Activity: Sort through the entries below and pull out lines containing the word "JSON".

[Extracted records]
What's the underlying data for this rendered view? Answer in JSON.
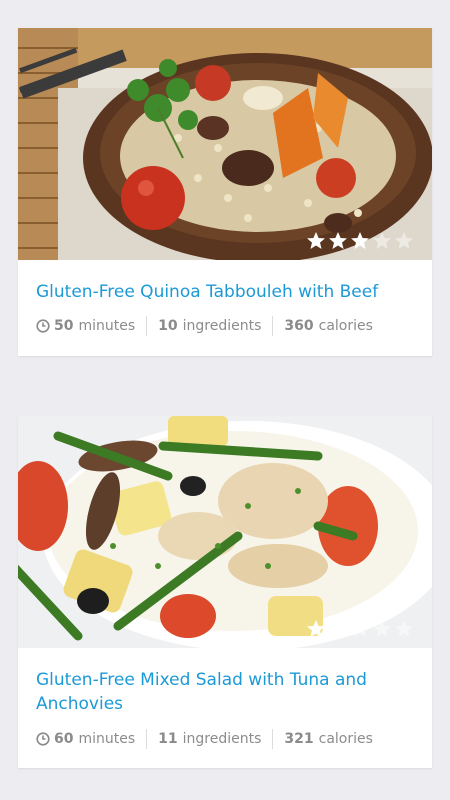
{
  "recipes": [
    {
      "title": "Gluten-Free Quinoa Tabbouleh with Beef",
      "time_value": "50",
      "time_unit": "minutes",
      "ingredients_value": "10",
      "ingredients_unit": "ingredients",
      "calories_value": "360",
      "calories_unit": "calories",
      "rating": 3,
      "rating_max": 5
    },
    {
      "title": "Gluten-Free Mixed Salad with Tuna and Anchovies",
      "time_value": "60",
      "time_unit": "minutes",
      "ingredients_value": "11",
      "ingredients_unit": "ingredients",
      "calories_value": "321",
      "calories_unit": "calories",
      "rating": 2,
      "rating_max": 5
    }
  ],
  "colors": {
    "title": "#1c9ad6",
    "background": "#ececf1",
    "star_filled": "#ffffff",
    "star_empty": "rgba(255,255,255,0.45)"
  },
  "icons": [
    "clock-icon",
    "star-icon"
  ]
}
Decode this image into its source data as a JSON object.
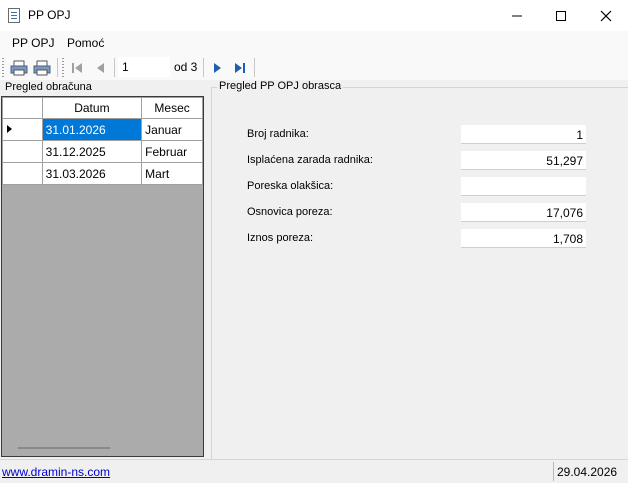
{
  "window": {
    "title": "PP OPJ"
  },
  "menu": [
    {
      "label": "PP OPJ"
    },
    {
      "label": "Pomoć"
    }
  ],
  "toolbar": {
    "page_value": "1",
    "page_of": "od 3"
  },
  "left_panel": {
    "header": "Pregled obračuna",
    "columns": [
      "Datum",
      "Mesec"
    ],
    "rows": [
      {
        "datum": "31.01.2026",
        "mesec": "Januar",
        "selected": true
      },
      {
        "datum": "31.12.2025",
        "mesec": "Februar",
        "selected": false
      },
      {
        "datum": "31.03.2026",
        "mesec": "Mart",
        "selected": false
      }
    ]
  },
  "form": {
    "title": "Pregled PP OPJ obrasca",
    "fields": [
      {
        "label": "Broj radnika:",
        "value": "1"
      },
      {
        "label": "Isplaćena zarada radnika:",
        "value": "51,297"
      },
      {
        "label": "Poreska olakšica:",
        "value": ""
      },
      {
        "label": "Osnovica poreza:",
        "value": "17,076"
      },
      {
        "label": "Iznos poreza:",
        "value": "1,708"
      }
    ]
  },
  "status": {
    "link": "www.dramin-ns.com",
    "date": "29.04.2026"
  },
  "colors": {
    "selection": "#0078d7",
    "grid_background": "#ababab",
    "link": "#0000cc"
  }
}
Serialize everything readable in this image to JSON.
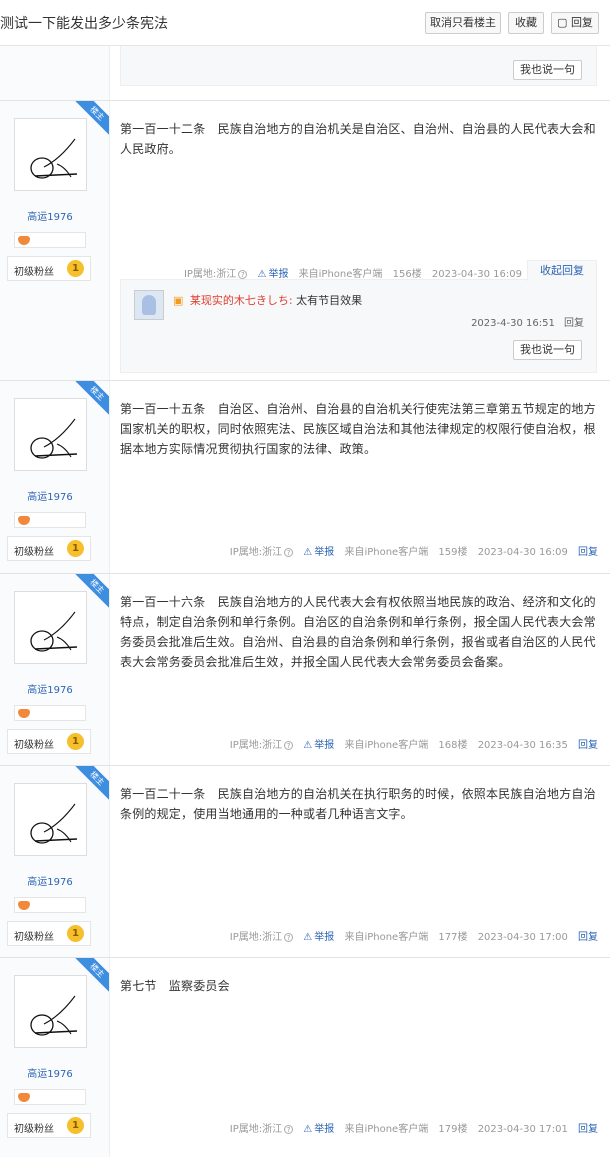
{
  "thread": {
    "title": "测试一下能发出多少条宪法",
    "buttons": {
      "cancel_only_lz": "取消只看楼主",
      "favorite": "收藏",
      "reply": "回复"
    }
  },
  "say_button": "我也说一句",
  "author": {
    "name": "高运1976",
    "badge": "楼主",
    "level": "初级粉丝",
    "level_num": "1"
  },
  "meta_labels": {
    "ip": "IP属地:浙江",
    "report": "举报",
    "source": "来自iPhone客户端",
    "reply": "回复",
    "collapse": "收起回复"
  },
  "posts": [
    {
      "text": "第一百一十二条　民族自治地方的自治机关是自治区、自治州、自治县的人民代表大会和人民政府。",
      "floor": "156楼",
      "time": "2023-04-30 16:09"
    },
    {
      "text": "第一百一十五条　自治区、自治州、自治县的自治机关行使宪法第三章第五节规定的地方国家机关的职权，同时依照宪法、民族区域自治法和其他法律规定的权限行使自治权，根据本地方实际情况贯彻执行国家的法律、政策。",
      "floor": "159楼",
      "time": "2023-04-30 16:09"
    },
    {
      "text": "第一百一十六条　民族自治地方的人民代表大会有权依照当地民族的政治、经济和文化的特点，制定自治条例和单行条例。自治区的自治条例和单行条例，报全国人民代表大会常务委员会批准后生效。自治州、自治县的自治条例和单行条例，报省或者自治区的人民代表大会常务委员会批准后生效，并报全国人民代表大会常务委员会备案。",
      "floor": "168楼",
      "time": "2023-04-30 16:35"
    },
    {
      "text": "第一百二十一条　民族自治地方的自治机关在执行职务的时候，依照本民族自治地方自治条例的规定，使用当地通用的一种或者几种语言文字。",
      "floor": "177楼",
      "time": "2023-04-30 17:00"
    },
    {
      "text": "第七节　监察委员会",
      "floor": "179楼",
      "time": "2023-04-30 17:01"
    }
  ],
  "comment": {
    "user": "某现实的木七きしち",
    "text": "太有节目效果",
    "time": "2023-4-30 16:51",
    "reply": "回复"
  }
}
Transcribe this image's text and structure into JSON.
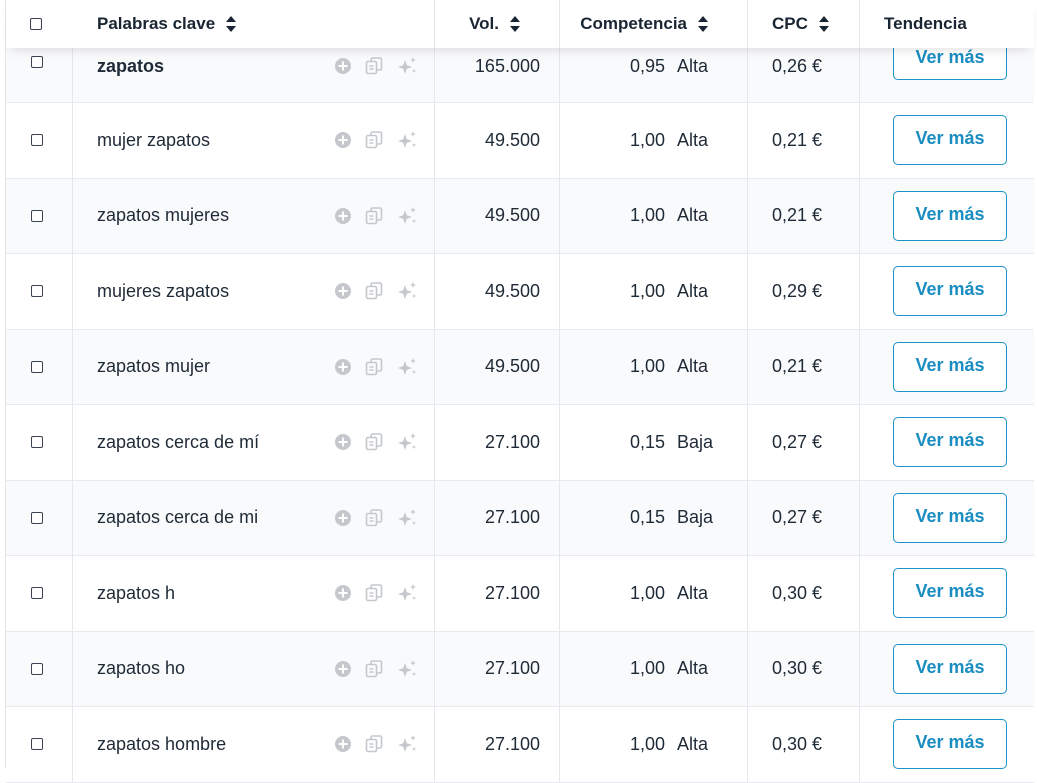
{
  "header": {
    "keywords": "Palabras clave",
    "volume": "Vol.",
    "competition": "Competencia",
    "cpc": "CPC",
    "trend": "Tendencia"
  },
  "icons": {
    "sort": "sort-updown-icon",
    "add": "plus-circle-icon",
    "copy": "copy-icon",
    "ai": "sparkle-icon"
  },
  "colors": {
    "accent": "#1a8dc1",
    "icon_gray": "#c4c8cd",
    "row_alt": "#f9fafb"
  },
  "rows": [
    {
      "keyword": "zapatos",
      "volume": "165.000",
      "comp": "0,95",
      "level": "Alta",
      "cpc": "0,26 €",
      "action": "Ver más"
    },
    {
      "keyword": "mujer zapatos",
      "volume": "49.500",
      "comp": "1,00",
      "level": "Alta",
      "cpc": "0,21 €",
      "action": "Ver más"
    },
    {
      "keyword": "zapatos mujeres",
      "volume": "49.500",
      "comp": "1,00",
      "level": "Alta",
      "cpc": "0,21 €",
      "action": "Ver más"
    },
    {
      "keyword": "mujeres zapatos",
      "volume": "49.500",
      "comp": "1,00",
      "level": "Alta",
      "cpc": "0,29 €",
      "action": "Ver más"
    },
    {
      "keyword": "zapatos mujer",
      "volume": "49.500",
      "comp": "1,00",
      "level": "Alta",
      "cpc": "0,21 €",
      "action": "Ver más"
    },
    {
      "keyword": "zapatos cerca de mí",
      "volume": "27.100",
      "comp": "0,15",
      "level": "Baja",
      "cpc": "0,27 €",
      "action": "Ver más"
    },
    {
      "keyword": "zapatos cerca de mi",
      "volume": "27.100",
      "comp": "0,15",
      "level": "Baja",
      "cpc": "0,27 €",
      "action": "Ver más"
    },
    {
      "keyword": "zapatos h",
      "volume": "27.100",
      "comp": "1,00",
      "level": "Alta",
      "cpc": "0,30 €",
      "action": "Ver más"
    },
    {
      "keyword": "zapatos ho",
      "volume": "27.100",
      "comp": "1,00",
      "level": "Alta",
      "cpc": "0,30 €",
      "action": "Ver más"
    },
    {
      "keyword": "zapatos hombre",
      "volume": "27.100",
      "comp": "1,00",
      "level": "Alta",
      "cpc": "0,30 €",
      "action": "Ver más"
    }
  ]
}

Output:
What's the underlying data for this rendered view? Answer in JSON.
Decode this image into its source data as a JSON object.
Serialize everything readable in this image to JSON.
Transcribe this image's text and structure into JSON.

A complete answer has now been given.